→ **WHAT YOU ARE ASKED TO DO**
For the records below, give the count of lines holding the word "this" and nothing more.

#### PROVIDED RECORDS ####

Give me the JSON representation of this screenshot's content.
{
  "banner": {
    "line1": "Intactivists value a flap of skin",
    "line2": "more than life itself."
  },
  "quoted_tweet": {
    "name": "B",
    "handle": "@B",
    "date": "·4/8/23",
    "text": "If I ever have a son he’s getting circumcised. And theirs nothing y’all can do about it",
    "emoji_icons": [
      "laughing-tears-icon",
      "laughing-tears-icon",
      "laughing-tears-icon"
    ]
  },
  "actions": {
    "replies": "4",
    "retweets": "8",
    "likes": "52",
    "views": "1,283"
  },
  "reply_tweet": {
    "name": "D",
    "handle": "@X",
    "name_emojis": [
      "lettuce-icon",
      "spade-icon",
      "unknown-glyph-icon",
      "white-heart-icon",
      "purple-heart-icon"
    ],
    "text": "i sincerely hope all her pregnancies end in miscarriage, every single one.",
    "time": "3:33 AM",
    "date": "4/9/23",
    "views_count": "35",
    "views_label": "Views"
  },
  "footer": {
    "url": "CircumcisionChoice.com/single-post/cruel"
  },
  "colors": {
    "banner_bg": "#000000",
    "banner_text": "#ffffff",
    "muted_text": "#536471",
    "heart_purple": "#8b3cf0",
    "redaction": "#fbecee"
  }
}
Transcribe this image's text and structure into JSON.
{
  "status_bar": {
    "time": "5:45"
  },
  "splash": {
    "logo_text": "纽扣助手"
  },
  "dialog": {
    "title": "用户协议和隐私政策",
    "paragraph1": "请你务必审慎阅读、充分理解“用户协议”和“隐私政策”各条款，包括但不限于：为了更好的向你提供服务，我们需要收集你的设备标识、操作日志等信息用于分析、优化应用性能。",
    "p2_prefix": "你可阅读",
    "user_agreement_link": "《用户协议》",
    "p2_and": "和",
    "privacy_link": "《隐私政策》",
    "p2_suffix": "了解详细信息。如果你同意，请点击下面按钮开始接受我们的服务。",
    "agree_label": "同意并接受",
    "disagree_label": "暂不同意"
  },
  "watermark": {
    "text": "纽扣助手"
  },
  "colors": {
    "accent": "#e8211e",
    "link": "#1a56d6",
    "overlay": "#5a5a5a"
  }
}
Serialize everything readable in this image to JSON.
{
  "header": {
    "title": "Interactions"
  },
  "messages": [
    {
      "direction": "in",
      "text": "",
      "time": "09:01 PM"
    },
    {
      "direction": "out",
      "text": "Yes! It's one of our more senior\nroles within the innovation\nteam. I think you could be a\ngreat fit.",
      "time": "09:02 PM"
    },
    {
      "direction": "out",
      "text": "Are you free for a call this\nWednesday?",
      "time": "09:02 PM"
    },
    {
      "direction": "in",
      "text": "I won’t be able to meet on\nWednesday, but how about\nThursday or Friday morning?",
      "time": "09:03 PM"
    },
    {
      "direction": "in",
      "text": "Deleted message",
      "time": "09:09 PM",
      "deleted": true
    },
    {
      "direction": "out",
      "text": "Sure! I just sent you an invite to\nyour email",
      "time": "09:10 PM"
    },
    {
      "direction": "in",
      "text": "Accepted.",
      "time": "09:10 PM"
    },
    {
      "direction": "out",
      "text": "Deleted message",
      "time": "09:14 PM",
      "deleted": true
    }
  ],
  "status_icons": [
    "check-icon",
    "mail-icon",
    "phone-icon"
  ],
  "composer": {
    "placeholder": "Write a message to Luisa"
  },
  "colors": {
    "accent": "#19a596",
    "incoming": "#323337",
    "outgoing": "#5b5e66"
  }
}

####

→ **OUTPUT OF THE TASK**
4